ZIMBABWE state security agents laid a trap for the 67 suspected mercenaries arrested in Harare on Sunday on their way to Malabo, Equatorial Guinea, to stage a military coup against President
Teodoro Obiang Nguema Mbasogo, it has emerged.
Official sources said yesterday security operatives, who included the Central Intelligence Organisation, Military Intelligence (MI) and the police, worked with the Zimbabwe Defence Industries (ZDI) to net the alleged soldiers of fortune who face the death penalty if convicted.
The ZDI, which sells military equipment, reportedly “sold” the mercenaries a consignment of AK-47 assault rifles, mortars and 30 000 rounds of ammunition for US$188 000. It is said ZDI general manager Colonel Tshinga Dube was aware of the transaction as it was part of the trap.
“We trapped them because we knew their plans well beforehand,” a senior government official said. “The three other men (Simon Mann and his two colleagues) who were already in the country were under constant surveillance. The trap involved South African intelligence.”
South Africa has confirmed that President Thabo Mbeki alerted Obiang, who overthrew his president-for-life uncle Francisco Macias Nguema in 1979, of the coup plot. This led to the arrest of 15 mercenaries in Malabo on Tuesday, described as an advance party of those detained in Harare.
The mercenaries were arrested on Sunday evening after a United States-registered plane which formerly belonged to the American airforce was impounded with 64 passengers on board. The plane was detained at Manyame Airbase together with the 67 suspected mercenaries in total.
Sources said government would use immigration legislation which allows it to detain for at least two weeks people who enter the country illegally while it investigates the mercenaries.
Police spokesman Wayne Bvu-dzijena said the mercenaries were likely to appear in court next week.
However, acting attorney-gen-eral Bharat Patel said the suspects could appear in court today or tomorrow. He said they would be charged under Zimbabwe’s aviation, firearms and immigration laws.
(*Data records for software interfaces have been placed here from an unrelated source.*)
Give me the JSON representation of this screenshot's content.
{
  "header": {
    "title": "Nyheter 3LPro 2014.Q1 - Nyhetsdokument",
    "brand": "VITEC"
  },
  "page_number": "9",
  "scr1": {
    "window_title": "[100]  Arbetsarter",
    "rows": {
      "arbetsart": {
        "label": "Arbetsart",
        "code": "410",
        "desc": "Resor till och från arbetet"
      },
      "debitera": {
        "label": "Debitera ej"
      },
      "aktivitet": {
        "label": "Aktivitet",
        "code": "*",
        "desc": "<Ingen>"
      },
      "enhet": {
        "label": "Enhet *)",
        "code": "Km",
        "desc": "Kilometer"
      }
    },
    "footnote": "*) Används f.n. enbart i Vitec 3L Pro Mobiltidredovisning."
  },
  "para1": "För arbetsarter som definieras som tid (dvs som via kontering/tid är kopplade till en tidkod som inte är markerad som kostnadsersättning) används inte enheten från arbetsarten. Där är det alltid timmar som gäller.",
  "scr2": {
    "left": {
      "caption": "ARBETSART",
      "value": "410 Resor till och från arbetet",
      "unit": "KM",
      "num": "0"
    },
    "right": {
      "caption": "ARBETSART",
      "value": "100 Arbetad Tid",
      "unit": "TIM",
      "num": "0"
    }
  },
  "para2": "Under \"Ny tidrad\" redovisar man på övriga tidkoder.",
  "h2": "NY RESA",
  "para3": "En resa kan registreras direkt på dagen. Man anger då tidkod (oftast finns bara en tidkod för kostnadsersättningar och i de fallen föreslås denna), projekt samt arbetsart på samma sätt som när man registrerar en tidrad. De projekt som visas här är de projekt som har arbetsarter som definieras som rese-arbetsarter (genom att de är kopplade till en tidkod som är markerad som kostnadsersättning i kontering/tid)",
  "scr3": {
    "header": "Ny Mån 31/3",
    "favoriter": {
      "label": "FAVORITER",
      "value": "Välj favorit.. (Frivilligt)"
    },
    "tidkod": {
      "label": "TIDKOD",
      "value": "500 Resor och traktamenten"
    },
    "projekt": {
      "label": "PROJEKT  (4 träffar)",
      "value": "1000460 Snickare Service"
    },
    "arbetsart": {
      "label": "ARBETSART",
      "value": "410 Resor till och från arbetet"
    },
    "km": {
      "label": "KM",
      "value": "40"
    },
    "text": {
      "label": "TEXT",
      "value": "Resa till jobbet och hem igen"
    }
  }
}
Mann and an associate named Nicholas Du Toit were in Zimbabwe in February for the purchase of military hardware. Mann then came back with two colleagues on March 5. Someone identified as Simon Witherspoon was linked to the group.
Mann is an ex-Royal Scots Guard and troop commander with the elite British Special Air Services (SAS). He also worked for the notorious South African mercenaries firm, Executive Outcomes which was absorbed in 1998 into the British private military company, Sandline International.
Du Toit and Witherspoon work-ed for the South African Defence Forces and Executive Outcomes, popularly known as the “Dogs of Diamond”.
This week Du Toit appeared on state television in Equatorial Guinea claiming to be the leader of the group whose mission was to abduct Obiang and force him into exile.
“It wasn’t a question of taking the life of the head of state, but of forcing him into exile and then installing the government in exile of (rebel leader) Severo Moto Nsa,” he said.
Executives Outcomes mercenaries have worked with Sandline in Africa, Asia and South America. They have been paid millions of United States dollars, including US$35,2 million for restoring Sierra Leone president Ahmed Tejan Kabbah who was deposed by rebels in 1995.
The outfit is part of a complex web of private military companies and global conglomerates linked to Western governments scrambling for mostly mineral resources in developing countries.
Home Affairs minister Kembo Mohadi has said information extracted from Mann showed the arrested men were collaborating with the United States’ Central Intelligence Agency, Britain’s MI6 and the Spanish Special Services in their mission.
Mohadi said the mercenaries wanted to install Moto Nsa in power.
He said Mann was promised £1 million and oil mining concessions in the Malabo Islands.
Equatorial Guinea has petroleum, timber, unexploited deposits of gold, manganese and uranium.
The plane, which was sold last week by Dodson Aviation to Logo Ltd of South Africa, was seized after it landed at Harare International Airport with a false declaration of crew and cargo. Initially the plane’s destination had been given as either the DRC, Burundi or Ethiopia.
The aircraft reportedly flew from Sao Tome and Principe – where US soldiers were said to be currently training – on March 7 with an American crew to South Africa where it picked up the arrested mercenaries.
In South Africa, it took off at Lanseria Airport on Sunday, landed at Wonderboom Airport in Pretoria where Dodson International (SA), a subsidiary of Dodson Aviation, sellers of the plane, is based and then proceeded to Pietersburg International Airport. From there it came to Zimbabwe where it was impounded.